Cool Choices was proud to present at the Smart Cities Connect Conference & Expo in Austin, Texas in June, where we were selected as a 2017 Smart Cities Showcase participant. Our booth engaged with dozens of city thought leaders looking for new ways to connect community and innovation via sustainability, technology, and the Internet of Things (IoT.) The conference offered several keynotes focused on how new technology connects with sustainability effort to benefit whole communities.
Increasingly, businesses are opting for sustainability. Being environmentally sustainable really just means finding ways to cut waste, which in turn reduces operating expenses – and every successful business wants to reduce operating costs and increase profits.
In case you did not notice, we are all trying to do our part.
Two recent surveys suggest that the vast majority of Americans are making an effort to save energy and reduce their emissions.
In a national survey by the Energy Center of Wisconsin, 73% of respondents said that they had done something in the last year to save energy with the average respondent reporting four specific actions. The most common actions reported were installing more efficient lighting and adjusting the thermostat. Similarly, an Associated Press-NORC Center for Public Affairs Research survey found:
An overwhelming majority, 89 percent, of the public reports personally doing something to try to save energy in the past year, with day-to-day actions, such as turning off lights, turning down the heat, and driving less and walking or biking more reported most often.
These are, of course, self-reports but there is evidence—like the downward trend in vehicle miles traveled and the uptick in sales of fuel efficient vehicles—that suggests Americans are taking more steps towards environmentally sustainable choices.
This is great news and it merits a big pat on the back—some positive reinforcement for everyone.
One form of reinforcement is the dollar savings associated with these actions but we know that the financial impact of an individual’s actions can be hard to see.

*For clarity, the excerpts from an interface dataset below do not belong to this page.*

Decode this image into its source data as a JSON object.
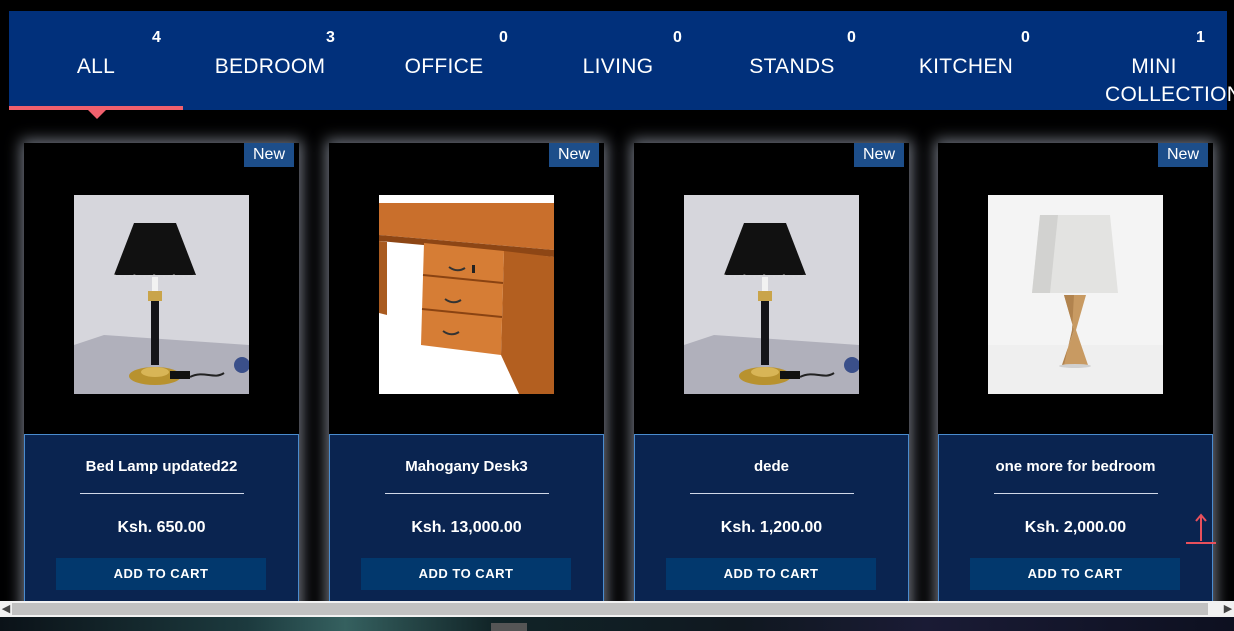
{
  "tabs": [
    {
      "label": "ALL",
      "count": "4"
    },
    {
      "label": "BEDROOM",
      "count": "3"
    },
    {
      "label": "OFFICE",
      "count": "0"
    },
    {
      "label": "LIVING",
      "count": "0"
    },
    {
      "label": "STANDS",
      "count": "0"
    },
    {
      "label": "KITCHEN",
      "count": "0"
    },
    {
      "label": "MINI COLLECTION",
      "count": "1"
    }
  ],
  "active_tab": "ALL",
  "products": [
    {
      "badge": "New",
      "name": "Bed Lamp updated22",
      "price": "Ksh. 650.00",
      "button": "ADD TO CART",
      "image_icon": "black-table-lamp-photo"
    },
    {
      "badge": "New",
      "name": "Mahogany Desk3",
      "price": "Ksh. 13,000.00",
      "button": "ADD TO CART",
      "image_icon": "wooden-desk-photo"
    },
    {
      "badge": "New",
      "name": "dede",
      "price": "Ksh. 1,200.00",
      "button": "ADD TO CART",
      "image_icon": "black-table-lamp-photo"
    },
    {
      "badge": "New",
      "name": "one more for bedroom",
      "price": "Ksh. 2,000.00",
      "button": "ADD TO CART",
      "image_icon": "white-shade-lamp-photo"
    }
  ],
  "colors": {
    "tab_bar": "#01307b",
    "active_underline": "#f0606d",
    "card_info": "#0a2450",
    "button": "#02386d",
    "badge": "#1d4e8a"
  },
  "scroll_to_top_icon": "arrow-up-icon"
}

People need other kinds of reinforcement and experts tell us recognition is the best encouragement of all. Put simply, people need someone to notice and praise their efforts to save energy so that they feel encouraged to do even more. But when I adjust the thermostat at home to save energy my neighbors and friends are oblivious. Heck, half the people living in my house do not notice the change.
Cool Choices generates positive reinforcement through our games. Game participants report their environmentally sustainable actions (which makes those actions visible to others) and by doing so they earn points (a form of recognition) for the actions. We also use game mechanics to give people opportunities to show off their changes (via pictures, stories, etc.) and to recommend specific actions to other participants. Through the process, participants learn that others in their community share their commitment to sustainability and that, together, these individuals can achieve substantive results.
We hope others will follow our lead in celebrating change. If you are doing the right things, think about how you can make your actions more visible to those around you and, alternatively, when you see someone else doing the right thing take a moment to applaud their efforts.
It feels good to do your part but it feels even better when your community celebrates your efforts and you can see how those simple changes add up to big results.
As a veteran of almost two decades of energy efficiency efforts, I’ve had hundreds of people start conversations with me by saying “You know, I tried [insert efficiency product or practice here] and…”
Over time I learned to brace myself, to force a fixed smile as I listened—because as often as not, what followed the “and” was negative.
“And I didn’t see any savings.”
“And my wife hated the way the light looked.”
“And it didn’t work as well as our old model.”
“And the contractor left a huge mess.”
Now I’m watching Cool Choices’ first corporate partnership unfold and once again I’m listening to stories. Participants in the pilot are encouraged to share stories, photos or videos about what they are doing and how it’s going.
Some participants tell us that because they are watching less TV, they are spending more time outside, spending more time interacting with other family members, going for walks, and reading more.
Others tell us that avoiding jackrabbit starts and stops while driving was a challenge at first but now they find driving more relaxing. They arrive at their destination on time and feeling better about the other people on the road.
Multiple participants tell us about how they’ve involved their children, saying that Cool Choices has prompted broader and deeper conversations about sustainability.
The stories make clear that lots of participants are very proud (and justifiably so) about how they are taking control of their energy usage.
Up front we talked to these people about the financial benefits they could see via the game but now it’s clear that they are seeing benefits beyond the financial. Participants are experiencing:
When people feel (yes, feel—in their guts) that being more sustainable actually improves the quality of their life, then we’re on the right track. Suddenly the benefits outweigh the hassles and sustainability isn’t about doing less—it’s about living more.
I can’t wait to read next week’s stories.